NEW YORK (Reuters Health) - New research suggests that two months of "androgen deprivation" therapy, which reduces levels of the androgen, a male hormone, can help slow the growth of locally advanced prostate cancer when given before and during radiotherapy. Plus, the short course of androgen deprivation therapy does not increase the risk of death from cardiovascular disease, which had been a concern.
"The benefits of short-term hormonal therapy for men receiving radiation therapy for prostate cancer far outweigh the risks," lead author Dr. Mack Roach, from the University of California at San Francisco, said in a statement.
As reported in the Journal of Clinical Oncology, the researchers assessed the outcomes of 456 men with prostate cancer who were randomly assigned to receive radiotherapy alone or in combination with androgen deprivation therapy.
The androgen deprivation therapy included goserelin (every 4 weeks) and flutamide (3-times daily) given before and during radiotherapy.

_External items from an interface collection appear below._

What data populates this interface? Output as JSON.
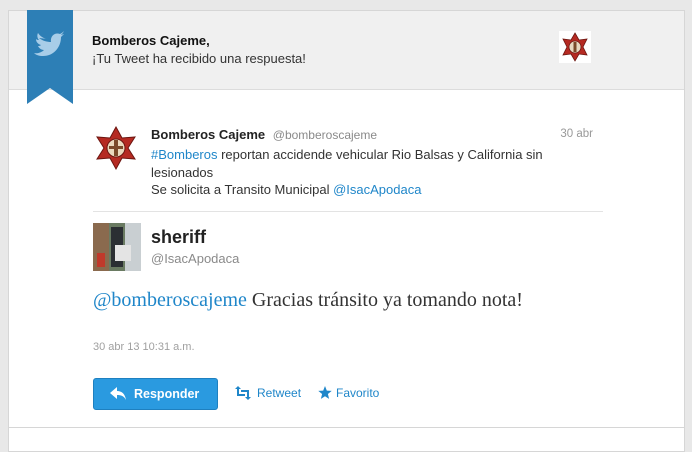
{
  "header": {
    "title": "Bomberos Cajeme,",
    "subtitle": "¡Tu Tweet ha recibido una respuesta!",
    "icon": "twitter-bird-icon",
    "accent": "#2d7fb6"
  },
  "original_tweet": {
    "name": "Bomberos Cajeme",
    "handle": "@bomberoscajeme",
    "time": "30 abr",
    "hashtag": "#Bomberos",
    "text_line1_rest": " reportan accidende vehicular Rio Balsas y California sin lesionados",
    "text_line2": "Se solicita a Transito Municipal ",
    "mention": "@IsacApodaca"
  },
  "reply": {
    "name": "sheriff",
    "handle": "@IsacApodaca",
    "mention": "@bomberoscajeme",
    "text": " Gracias tránsito ya tomando nota!",
    "timestamp": "30 abr 13 10:31 a.m."
  },
  "actions": {
    "reply_label": "Responder",
    "retweet_label": "Retweet",
    "favorite_label": "Favorito"
  }
}
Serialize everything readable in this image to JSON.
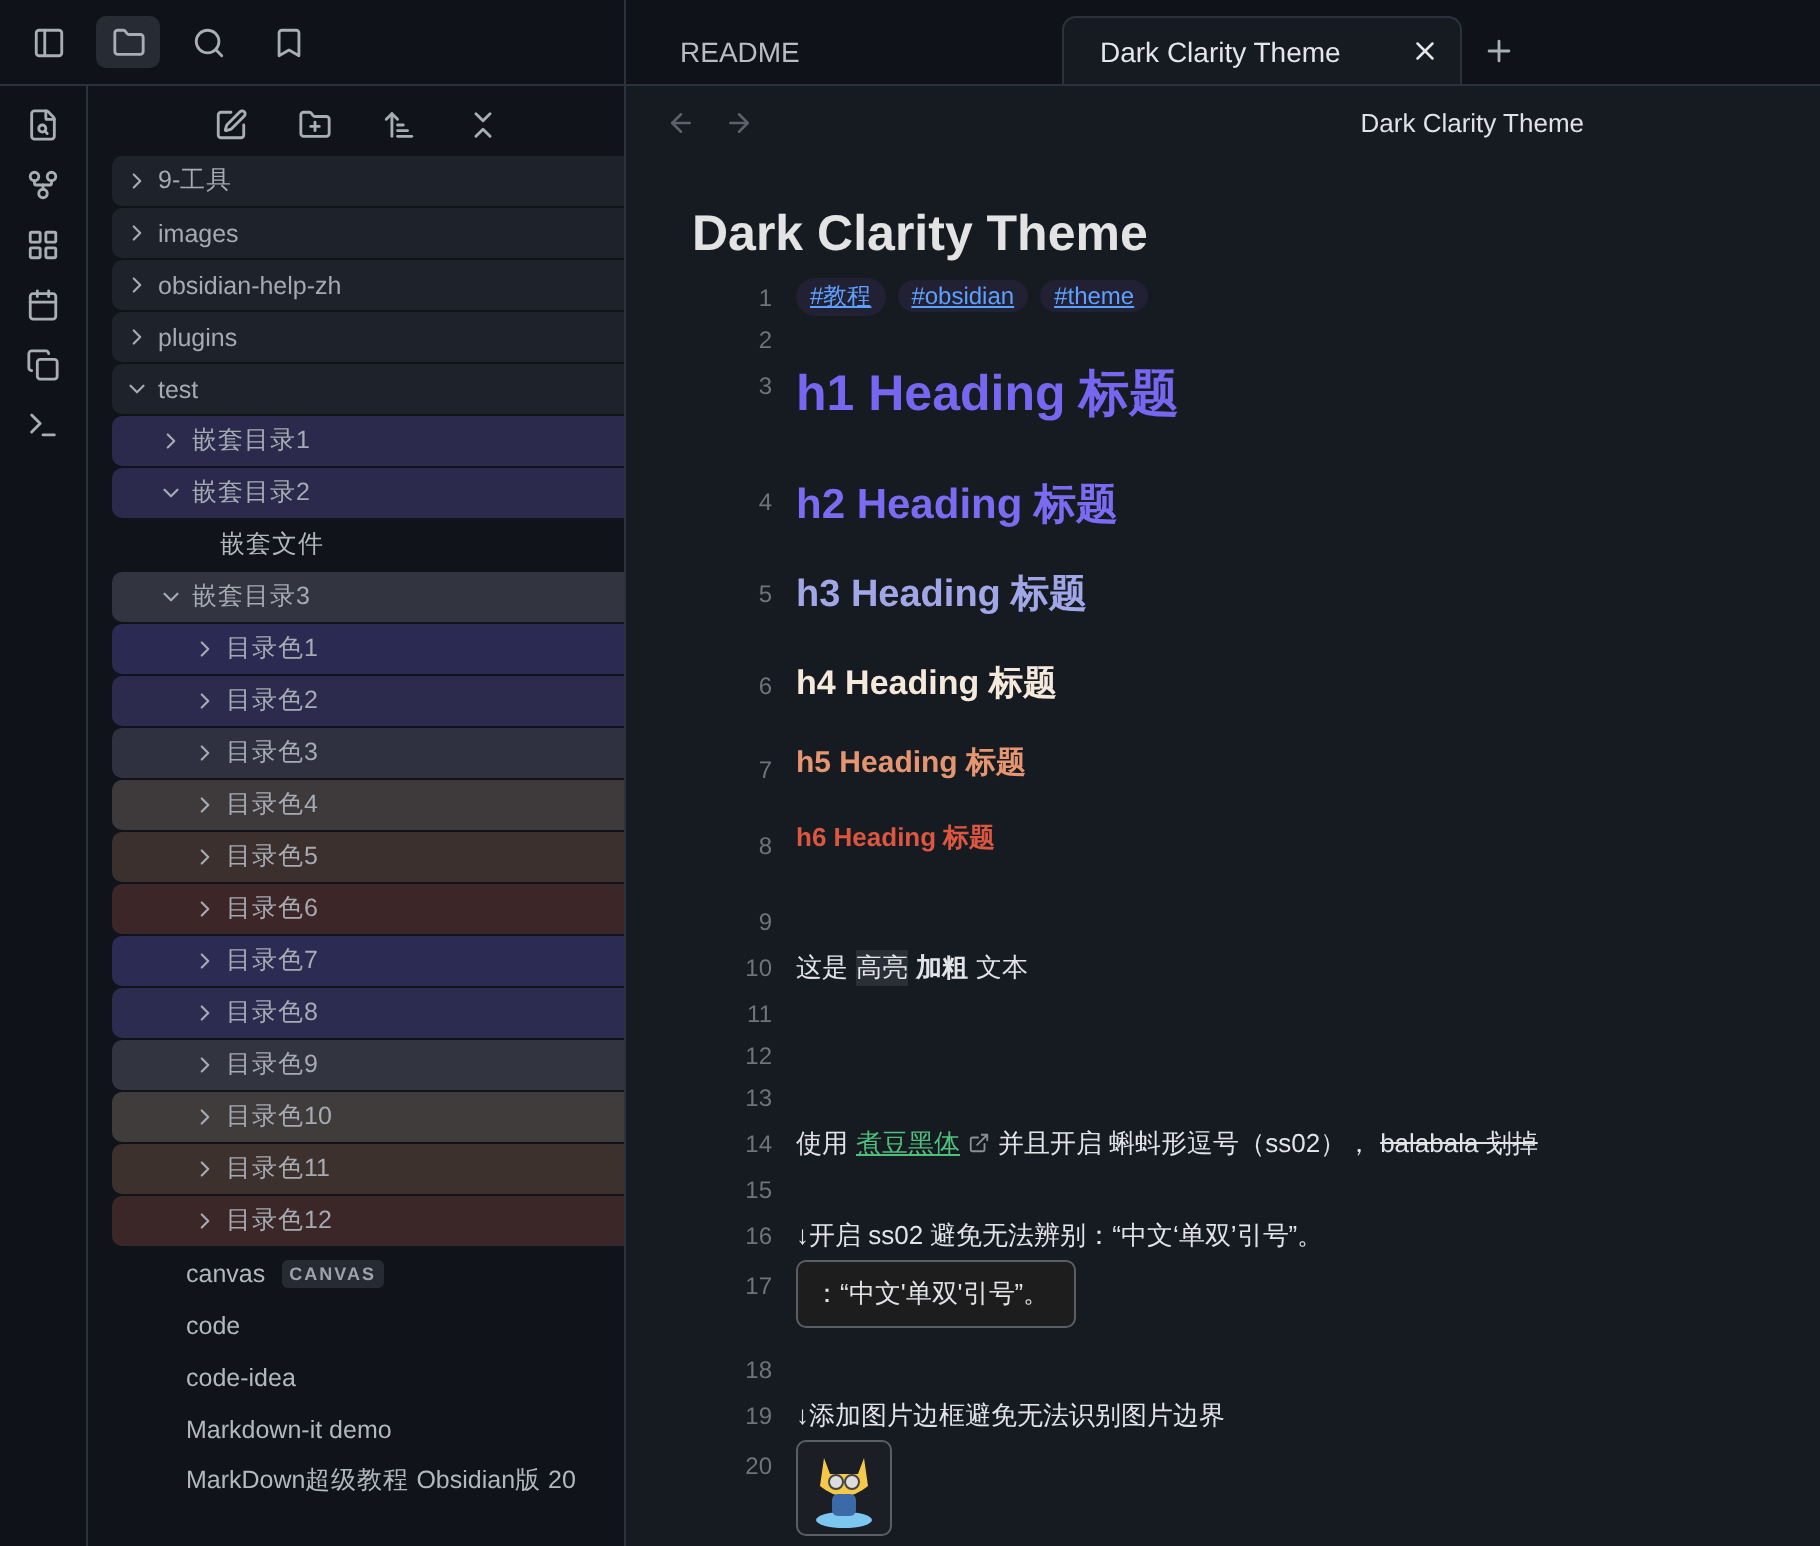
{
  "sidebar_tabs": [
    {
      "selected": true
    },
    {
      "selected": false
    },
    {
      "selected": false
    }
  ],
  "tabs": [
    {
      "label": "README",
      "selected": false
    },
    {
      "label": "Dark Clarity Theme",
      "selected": true
    }
  ],
  "file_tree": [
    {
      "kind": "folder",
      "name": "9-工具",
      "expanded": false
    },
    {
      "kind": "folder",
      "name": "images",
      "expanded": false
    },
    {
      "kind": "folder",
      "name": "obsidian-help-zh",
      "expanded": false
    },
    {
      "kind": "folder",
      "name": "plugins",
      "expanded": false
    },
    {
      "kind": "folder",
      "name": "test",
      "expanded": true,
      "children": [
        {
          "kind": "folder",
          "name": "嵌套目录1",
          "expanded": false,
          "color": "#2b2a4c"
        },
        {
          "kind": "folder",
          "name": "嵌套目录2",
          "expanded": true,
          "color": "#2b2a4c",
          "children": [
            {
              "kind": "file",
              "name": "嵌套文件"
            }
          ]
        },
        {
          "kind": "folder",
          "name": "嵌套目录3",
          "expanded": true,
          "color": "#32343f",
          "children": [
            {
              "kind": "folder",
              "name": "目录色1",
              "expanded": false,
              "color": "#2a2a52"
            },
            {
              "kind": "folder",
              "name": "目录色2",
              "expanded": false,
              "color": "#2c2b4e"
            },
            {
              "kind": "folder",
              "name": "目录色3",
              "expanded": false,
              "color": "#2f3140"
            },
            {
              "kind": "folder",
              "name": "目录色4",
              "expanded": false,
              "color": "#3e3a3b"
            },
            {
              "kind": "folder",
              "name": "目录色5",
              "expanded": false,
              "color": "#3b302d"
            },
            {
              "kind": "folder",
              "name": "目录色6",
              "expanded": false,
              "color": "#3d2627"
            },
            {
              "kind": "folder",
              "name": "目录色7",
              "expanded": false,
              "color": "#2c2b54"
            },
            {
              "kind": "folder",
              "name": "目录色8",
              "expanded": false,
              "color": "#2b2c50"
            },
            {
              "kind": "folder",
              "name": "目录色9",
              "expanded": false,
              "color": "#323440"
            },
            {
              "kind": "folder",
              "name": "目录色10",
              "expanded": false,
              "color": "#403c3c"
            },
            {
              "kind": "folder",
              "name": "目录色11",
              "expanded": false,
              "color": "#3c312d"
            },
            {
              "kind": "folder",
              "name": "目录色12",
              "expanded": false,
              "color": "#3c2728"
            }
          ]
        },
        {
          "kind": "file",
          "name": "canvas",
          "badge": "CANVAS"
        },
        {
          "kind": "file",
          "name": "code"
        },
        {
          "kind": "file",
          "name": "code-idea"
        },
        {
          "kind": "file",
          "name": "Markdown-it demo"
        },
        {
          "kind": "file",
          "name": "MarkDown超级教程 Obsidian版 20"
        }
      ]
    }
  ],
  "editor": {
    "header_title": "Dark Clarity Theme",
    "inline_title": "Dark Clarity Theme",
    "lines": [
      {
        "number": "1",
        "kind": "tags",
        "tags": [
          "#教程",
          "#obsidian",
          "#theme"
        ]
      },
      {
        "number": "2",
        "kind": "blank"
      },
      {
        "number": "3",
        "kind": "h1",
        "text": "h1 Heading 标题"
      },
      {
        "number": "4",
        "kind": "h2",
        "text": "h2 Heading 标题"
      },
      {
        "number": "5",
        "kind": "h3",
        "text": "h3 Heading 标题"
      },
      {
        "number": "6",
        "kind": "h4",
        "text": "h4 Heading 标题"
      },
      {
        "number": "7",
        "kind": "h5",
        "text": "h5 Heading 标题"
      },
      {
        "number": "8",
        "kind": "h6",
        "text": "h6 Heading 标题"
      },
      {
        "number": "9",
        "kind": "blank"
      },
      {
        "number": "10",
        "kind": "paragraph",
        "segments": [
          {
            "kind": "plain",
            "text": "这是"
          },
          {
            "kind": "mark",
            "text": "高亮"
          },
          {
            "kind": "bold",
            "text": "加粗"
          },
          {
            "kind": "plain",
            "text": "文本"
          }
        ]
      },
      {
        "number": "11",
        "kind": "blank"
      },
      {
        "number": "12",
        "kind": "blank"
      },
      {
        "number": "13",
        "kind": "blank"
      },
      {
        "number": "14",
        "kind": "paragraph",
        "segments": [
          {
            "kind": "plain",
            "text": "使用"
          },
          {
            "kind": "link",
            "text": "煮豆黑体"
          },
          {
            "kind": "plain",
            "text": "并且开启 蝌蚪形逗号（ss02），"
          },
          {
            "kind": "strike",
            "text": "balabala 划掉"
          }
        ]
      },
      {
        "number": "15",
        "kind": "blank"
      },
      {
        "number": "16",
        "kind": "paragraph",
        "segments": [
          {
            "kind": "plain",
            "text": "↓开启 ss02 避免无法辨别：“中文‘单双’引号”。"
          }
        ]
      },
      {
        "number": "17",
        "kind": "code",
        "text": "：“中文'单双'引号”。"
      },
      {
        "number": "18",
        "kind": "blank"
      },
      {
        "number": "19",
        "kind": "paragraph",
        "segments": [
          {
            "kind": "plain",
            "text": "↓添加图片边框避免无法识别图片边界"
          }
        ]
      },
      {
        "number": "20",
        "kind": "image"
      }
    ]
  }
}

The overall survival rates after 10 years were 43 percent with the combination regimen and 34 percent with radiotherapy alone; the corresponding average survival times were 8.7 and 7.3 years. Still, the authors point out that none of these differences were statistically significant.
The combination therapy, however, did result in a statistically significant improvement in mortality from prostate cancer after 10 years, at 23 percent compared with 36 percent in the radiation therapy-only group.
The rates of metastatic disease -- cancer spread to distant parts of the body -- (35 percent vs. 47 percent) and disease-free survival (11 percent vs. 3 percent) were also significantly improved in the combination therapy group.
Furthermore, adding androgen deprivation therapy to radiotherapy did not increase the risk of death from cardiovascular disease, the findings indicate.
"While four months of hormonal therapy isn't enough to cause significant side effects, we found that it can delay the development of bone metastasis by as many as 8 years, which is very significant," Roach stated.
SOURCE: Journal of Clinical Oncology, online January 2, 2008.